The basic objects in quantum field theory

The standard model is a quantum field theory. These theories are called so after the basic objects in them: Quantum fields.
In quantum field theory, particles are not the basic objects, but are derived features inherent in quantum fields: Particles are the localized excitations of quantum fields with well-define quantum numbers.
In standard quantum field theory, particles are asymptotic objects, existing only before and after collisions. Then they have definite properties, including a real mass -- one says they are on-shell. Decaying excitations can be treated in some approximation as such asymptotic objects if they are long-living enough; these are the unstable particles. Their mass is uncertain by an amount inversely proportional to their lifetime. Indeed, mass and lifetime are combined into a complex mass, which is the characterizing parameter as it is a pole of the S-matrix of the system. If particles do not live long enough to be observed directly, they still manifest themselves as resonances. (Sometimes, one says that unstable particles are off-shell.

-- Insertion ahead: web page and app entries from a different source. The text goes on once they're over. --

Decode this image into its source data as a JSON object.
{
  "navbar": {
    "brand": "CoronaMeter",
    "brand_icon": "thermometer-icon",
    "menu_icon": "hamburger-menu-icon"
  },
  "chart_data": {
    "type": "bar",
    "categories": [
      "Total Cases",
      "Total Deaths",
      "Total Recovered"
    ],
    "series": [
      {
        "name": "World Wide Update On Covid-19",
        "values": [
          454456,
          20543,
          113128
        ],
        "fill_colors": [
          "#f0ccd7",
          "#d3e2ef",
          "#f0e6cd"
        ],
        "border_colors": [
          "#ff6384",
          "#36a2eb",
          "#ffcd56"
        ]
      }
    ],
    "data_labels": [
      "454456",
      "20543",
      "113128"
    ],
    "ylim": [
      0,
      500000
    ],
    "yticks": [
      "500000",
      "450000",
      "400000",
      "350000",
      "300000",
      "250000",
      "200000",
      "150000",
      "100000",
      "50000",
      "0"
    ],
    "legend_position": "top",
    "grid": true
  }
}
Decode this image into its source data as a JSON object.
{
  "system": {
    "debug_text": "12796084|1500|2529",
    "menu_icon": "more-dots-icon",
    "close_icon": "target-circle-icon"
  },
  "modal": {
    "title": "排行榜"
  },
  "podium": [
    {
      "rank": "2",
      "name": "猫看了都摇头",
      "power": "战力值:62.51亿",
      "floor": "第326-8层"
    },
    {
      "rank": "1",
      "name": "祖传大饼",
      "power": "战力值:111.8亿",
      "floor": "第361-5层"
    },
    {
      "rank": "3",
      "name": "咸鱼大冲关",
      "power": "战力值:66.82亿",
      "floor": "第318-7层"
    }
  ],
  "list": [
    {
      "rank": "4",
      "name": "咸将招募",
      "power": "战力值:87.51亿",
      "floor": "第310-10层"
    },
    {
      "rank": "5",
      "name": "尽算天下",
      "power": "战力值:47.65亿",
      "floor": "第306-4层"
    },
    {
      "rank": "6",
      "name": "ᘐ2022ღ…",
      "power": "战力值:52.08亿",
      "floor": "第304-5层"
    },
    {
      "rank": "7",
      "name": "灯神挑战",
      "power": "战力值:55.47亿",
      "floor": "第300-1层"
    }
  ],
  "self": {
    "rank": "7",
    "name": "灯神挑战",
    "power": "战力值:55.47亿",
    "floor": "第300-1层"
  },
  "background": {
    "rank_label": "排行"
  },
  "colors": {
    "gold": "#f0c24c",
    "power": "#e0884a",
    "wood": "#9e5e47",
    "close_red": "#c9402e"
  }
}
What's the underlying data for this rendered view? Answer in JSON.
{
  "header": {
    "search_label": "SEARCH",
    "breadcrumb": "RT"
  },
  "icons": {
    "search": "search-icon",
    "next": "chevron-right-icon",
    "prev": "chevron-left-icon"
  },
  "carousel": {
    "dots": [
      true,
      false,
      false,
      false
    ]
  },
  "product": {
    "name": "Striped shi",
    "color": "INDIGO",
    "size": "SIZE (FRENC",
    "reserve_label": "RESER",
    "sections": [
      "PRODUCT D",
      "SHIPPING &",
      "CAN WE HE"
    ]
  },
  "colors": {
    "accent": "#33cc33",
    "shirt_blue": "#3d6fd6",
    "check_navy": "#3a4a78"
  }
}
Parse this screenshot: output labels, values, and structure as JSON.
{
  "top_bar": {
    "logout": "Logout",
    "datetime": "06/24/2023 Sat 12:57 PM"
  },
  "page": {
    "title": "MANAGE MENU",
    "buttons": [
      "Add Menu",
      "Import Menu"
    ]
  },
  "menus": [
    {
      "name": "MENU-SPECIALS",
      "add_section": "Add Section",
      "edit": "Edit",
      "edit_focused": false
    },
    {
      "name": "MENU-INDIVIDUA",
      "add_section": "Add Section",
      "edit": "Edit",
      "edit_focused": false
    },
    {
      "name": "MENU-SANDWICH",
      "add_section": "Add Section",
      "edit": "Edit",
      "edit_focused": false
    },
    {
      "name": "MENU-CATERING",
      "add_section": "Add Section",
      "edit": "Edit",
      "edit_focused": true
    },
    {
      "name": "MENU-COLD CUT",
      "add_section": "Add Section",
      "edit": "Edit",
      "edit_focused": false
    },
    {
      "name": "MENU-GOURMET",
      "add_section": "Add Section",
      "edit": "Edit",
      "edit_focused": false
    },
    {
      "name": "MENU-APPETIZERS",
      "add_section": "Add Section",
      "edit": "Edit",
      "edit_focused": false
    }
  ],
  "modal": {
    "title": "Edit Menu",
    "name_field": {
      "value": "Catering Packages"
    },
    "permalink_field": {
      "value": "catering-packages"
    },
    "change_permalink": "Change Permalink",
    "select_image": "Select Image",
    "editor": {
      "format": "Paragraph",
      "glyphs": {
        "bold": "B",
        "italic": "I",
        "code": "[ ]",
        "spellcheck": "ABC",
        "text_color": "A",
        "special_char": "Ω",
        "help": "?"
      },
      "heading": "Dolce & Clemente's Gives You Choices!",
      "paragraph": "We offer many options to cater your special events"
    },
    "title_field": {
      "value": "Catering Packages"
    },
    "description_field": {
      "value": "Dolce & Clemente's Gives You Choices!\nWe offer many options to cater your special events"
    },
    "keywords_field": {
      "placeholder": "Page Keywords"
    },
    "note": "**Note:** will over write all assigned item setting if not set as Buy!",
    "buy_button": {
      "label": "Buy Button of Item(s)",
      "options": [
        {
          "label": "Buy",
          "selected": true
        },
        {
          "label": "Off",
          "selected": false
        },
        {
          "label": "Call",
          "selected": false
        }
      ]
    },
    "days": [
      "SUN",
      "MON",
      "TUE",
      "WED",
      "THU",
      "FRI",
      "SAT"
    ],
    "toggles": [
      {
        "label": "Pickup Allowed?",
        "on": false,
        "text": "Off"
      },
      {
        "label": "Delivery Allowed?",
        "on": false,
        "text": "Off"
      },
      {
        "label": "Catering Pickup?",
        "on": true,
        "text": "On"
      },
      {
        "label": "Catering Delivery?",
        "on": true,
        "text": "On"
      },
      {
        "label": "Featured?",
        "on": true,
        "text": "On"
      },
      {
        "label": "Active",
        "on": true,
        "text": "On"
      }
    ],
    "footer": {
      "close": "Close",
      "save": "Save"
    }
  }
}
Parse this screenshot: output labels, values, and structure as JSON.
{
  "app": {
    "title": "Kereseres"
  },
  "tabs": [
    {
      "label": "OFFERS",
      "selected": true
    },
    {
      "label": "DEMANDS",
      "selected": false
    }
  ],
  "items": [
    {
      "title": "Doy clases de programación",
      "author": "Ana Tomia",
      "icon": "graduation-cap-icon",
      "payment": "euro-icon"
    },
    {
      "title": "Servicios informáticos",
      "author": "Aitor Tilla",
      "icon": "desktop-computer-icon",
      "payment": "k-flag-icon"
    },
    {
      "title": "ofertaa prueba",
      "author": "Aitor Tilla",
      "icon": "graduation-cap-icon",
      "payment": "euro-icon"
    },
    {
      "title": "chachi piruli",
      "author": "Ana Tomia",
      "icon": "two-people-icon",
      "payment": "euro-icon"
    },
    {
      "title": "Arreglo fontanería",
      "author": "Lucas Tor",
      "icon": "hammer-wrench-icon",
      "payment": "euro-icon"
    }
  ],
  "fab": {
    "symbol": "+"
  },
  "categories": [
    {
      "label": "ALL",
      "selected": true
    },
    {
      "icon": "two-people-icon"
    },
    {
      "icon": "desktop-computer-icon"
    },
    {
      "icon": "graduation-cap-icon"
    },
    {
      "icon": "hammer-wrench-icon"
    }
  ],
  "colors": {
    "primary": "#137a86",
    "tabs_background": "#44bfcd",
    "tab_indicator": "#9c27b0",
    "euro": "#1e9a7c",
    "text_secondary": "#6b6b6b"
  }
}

But this meaning of off-shell should not be confused with the off-shell notion for virtual particles, where mass m is real but momentum p is not restricted to satisfy the mass shell equation p^2=m^2 as for stable particles. Observable unstable particles are not virtual.)

During collisions, there is the quantum field, but there are no discernible particles. Depending on the ways the quantum field is analyzed, one may ascribe parts of the fields to certain particles. In schemes that do so, these particles are thought to be free (although they cannot be, which results in renormalization problems); they are called virtual particles, and correspond to the internal lines of corresponding Feynman diagrams. They are off-shell, and different schemes for analyzing the quantum field during a collision assign different portions of the field to different and differently interacting virtual particles. Nonperturbative schemes such as lattice gauge theory do not permit such an analysis in terms of virtual particles. Thus the presence and meaning of virtual particles is scheme-dependent, and one cannot ascribe any objective reality to them.
In a scattering experiment that does not change the number and type of particles, the in-going particles become virtual (and off-shell) in perturbative schemes until the interaction is completed, when they are recognizable again as a real, on-shell particle.

In a dense medium, collisions are so frequent that the asymptotic regime needed for the preceding interpretations to make sense is never achieved. However, using nonperturbative techniques such as the closed-time path integral, one can define quasiparticles with position-dependent masses (on-shell in Boltzmann-type equations, off-shell in Kadanoff-Baym-type equations) that satisfy a quantum kinetic equation with measurable consequences. These quasiparticles are real and measurable.
Indeed, from a fundamental point of view, most particles (all apart from leptons, quarks and gluons), and in particular the proton and the neutron, must be considered as quasiparticles.

Arnold Neumaier (
A theoretical physics FAQ